Importance of Small Projects
Do you want to work on next big project to save the company? Small projects can do the same or wreak havoc. They also may be more fun.
Small internal projects are the glue that pulls large projects together and support daily operations. They make people’s lives easier and can potentially have a huge impact on the bottom line.
This concept applies to ALL projects, not just computer apps. A small construction project can bring in a much larger order later. It did for one company on our house remodeling project.
If managed correctly, they provide wonderful training platforms for new leaders and employees.
A small project may differ in the mind of management when the staff is 200 than from one with a staff of 20.
My first estimate after I joined EDS was in work hours. They were used to thinking in months and could not grasp how long the project would take. I had to change everything to days.
The definition of a small project here is normally work for one individual from start to finish. It can occasionally include more than one person. I was once team lead for a 3-week project with 3 other programmers.
For IT projects, a small project can be from one day to about 3 months as long as it has a full Development Life Cycle, but condensed to a reasonable size .
Some organizations include Maintenance but that means that the project never ends.
For example, EDS had a
- Large Service Request (SIR) required approval by the coordinating committee,
- Small Service Request less than 60 development days required approval between the IT and Business manager,
- Standard One-Day Consultation SIR used for meetings and simple changes.
I used the standard one-day SIR to create a database, complete with maintenance pages, reports and user manual, that coordinated production between two factories — in 7 ½ hours. That included user acceptance testing. It can be done with the right tools.
My manager did not know how to react. It was an entire system (“app” in today’s terminology). They passed a new rule that an entire system had to have its own SIR no matter how long it took.
Users don’t feel ignored
The most common complaint from users is that they are ignored by IT. One problem is that some organizations assign projects based on estimated ROI (Return on Investment).
Small projects don’t normally show much ROI. However, completing a large number of small projects over the year really improves relations between the IT department and the user community.
I have found that ROI is unpredictable.
In one case, I badgered my manager for two weeks to let me work on one monthly report generated by hand by one person. Finally, I was allowed to work on it after 4:00 PM each day.
When complete, it highlighted to the group VP a pricing problem in one product line. When corrected, profits increased $2,000,000 the next year.

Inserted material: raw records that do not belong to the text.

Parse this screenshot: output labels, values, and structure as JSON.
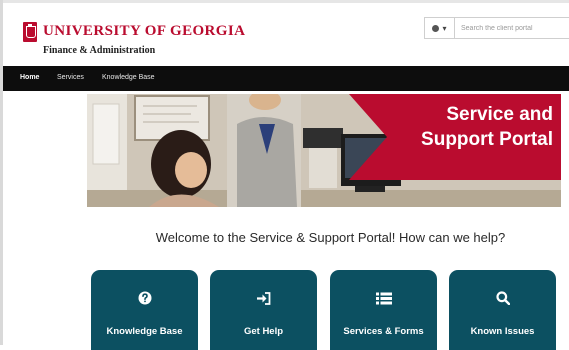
{
  "brand": {
    "title": "UNIVERSITY OF GEORGIA",
    "subtitle": "Finance & Administration"
  },
  "header": {
    "language_caret": "▾",
    "search_placeholder": "Search the client portal"
  },
  "nav": {
    "items": [
      {
        "label": "Home",
        "active": true
      },
      {
        "label": "Services",
        "active": false
      },
      {
        "label": "Knowledge Base",
        "active": false
      }
    ]
  },
  "hero": {
    "title_line1": "Service and",
    "title_line2": "Support Portal",
    "banner_color": "#ba0c2f"
  },
  "welcome": {
    "text": "Welcome to the Service & Support Portal! How can we help?"
  },
  "tiles": [
    {
      "label": "Knowledge Base",
      "icon": "question-circle-icon"
    },
    {
      "label": "Get Help",
      "icon": "sign-in-icon"
    },
    {
      "label": "Services & Forms",
      "icon": "list-icon"
    },
    {
      "label": "Known Issues",
      "icon": "search-icon"
    }
  ],
  "colors": {
    "accent_red": "#ba0c2f",
    "nav_black": "#0d0d0d",
    "tile_teal": "#0c5061"
  }
}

My first project out of college increased the company’s share of the entire market by 20%. I have had others that just made people’s lives easier but had no measurable ROI.

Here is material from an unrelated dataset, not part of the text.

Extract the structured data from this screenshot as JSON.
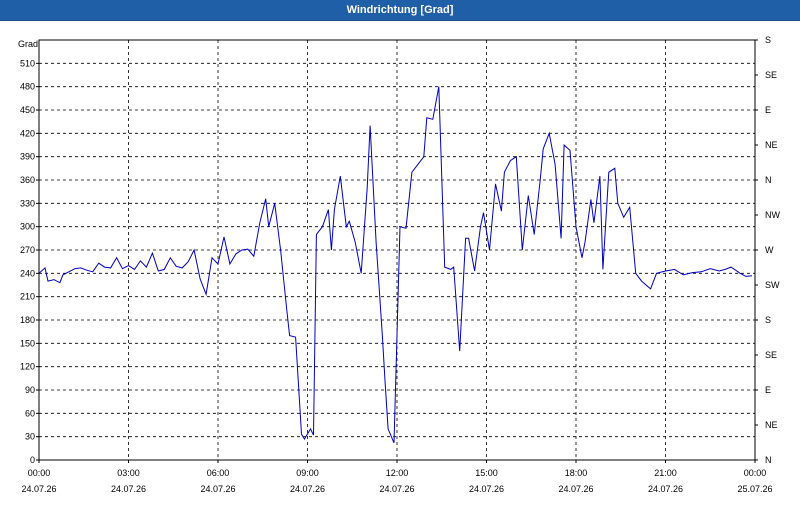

In my last position before retirement, I worked in a regional office of a publishing company. They used Excel spreadsheets to enter data into the database.

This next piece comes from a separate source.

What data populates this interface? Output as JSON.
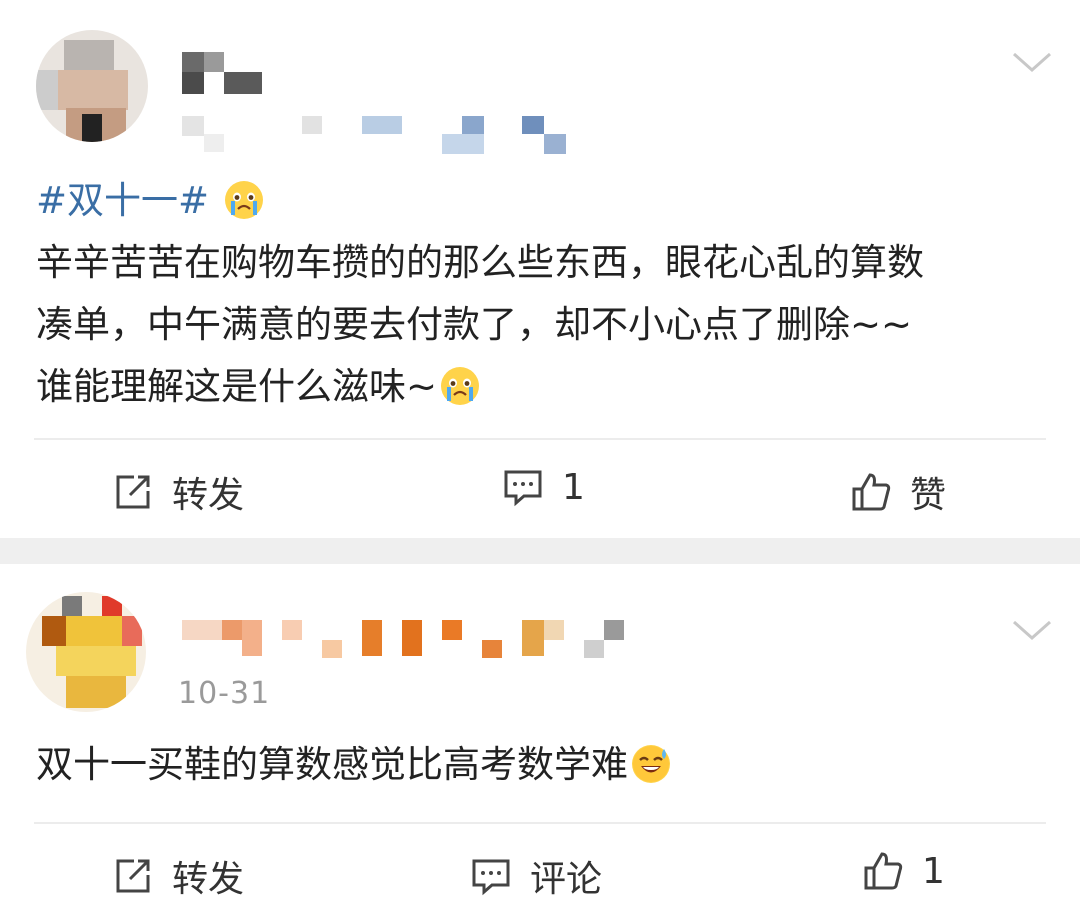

IT management did not consider Excel to be a professional development platform. There was no test environment!
While becoming familiar with the company during my first two weeks, I created my own small project to set up a test environment. Then, I added a toggle button to all of the workbooks.
When in the test environment, the button changed the heading banners and the upload button to red, pointed to the test database, and warned the reporters that they were in test mode when they saved their data.
Benefits of the new test environment:
- Users could test changes without damaging production data (expected benefit)
- I could copy a problem workbook to the test environment to fix problems during crunch time while the reporter continued working. Normally the reporter would stop work while the problem was being fixed (unforeseen benefit).
- Management used it for training new staff (unforeseen benefit)
Similar projects at other companies have increased our credibility, found millions of dollars in savings, helped immensely with union negotiations and got OSHA off of our back.
Although small projects may not be much in ROI, they can carry very high risks if they fail.
In my article, “Don’t YOU be the Cause of an IT Project Failure”, the companies lost tens of millions of dollars. In all three cases, IT management changed the original project goal and directly caused the project failure.
Frequently, a short term project can be implemented to solve part of a business problem, thus making user’s life easier while the mega project is being built. The users are usually grateful to get any help.
Occasionally, the data collected by the small project was later used to populate the larger app. In one case, the Federal auditors required that an interim report be included as part of the final audit process.
New employee training
I used small projects to train new employees in the company’s business environment, technical environment and company culture.
We also evaluated the new employee’s versatility when they had to do multiple programming and project management tasks.
Support for Super Users
Some employees, i.e. Super Users, gain enough expertise to build their own support tools in Excel, MS Access or some other tool.
I always provided expert advice and encouraged them to follow professional standards, such as documentation, user instructions and better techniques.
Benefits for IT:
1. New IT projects when they reach their limit of expertise
2. A good starting point for the new project, easy transfer of knowledge
3. Test data for that new project
It costs too much for IT departments to ignore, or worse belittle, small projects. Just the relationship between IT and the user community can be jeopardized.
Management can benefit the company and themselves if even one or two people are allocated to small projects and the projects are treated in a professional manner.
Post implementation adjustments (defined)
Final implementation is not the time to go on vacation. Users will do things that the development team never dreamed of. Hidden design flaws and coding bugs may manifest themselves. Some will require immediate fixes.
I usually allocate 5% of the construction time to these adjustments. Once through this phase, the project can be signed off.
Originally published at www.projecttimes.com January 22, 2019. Modified for the Medium format.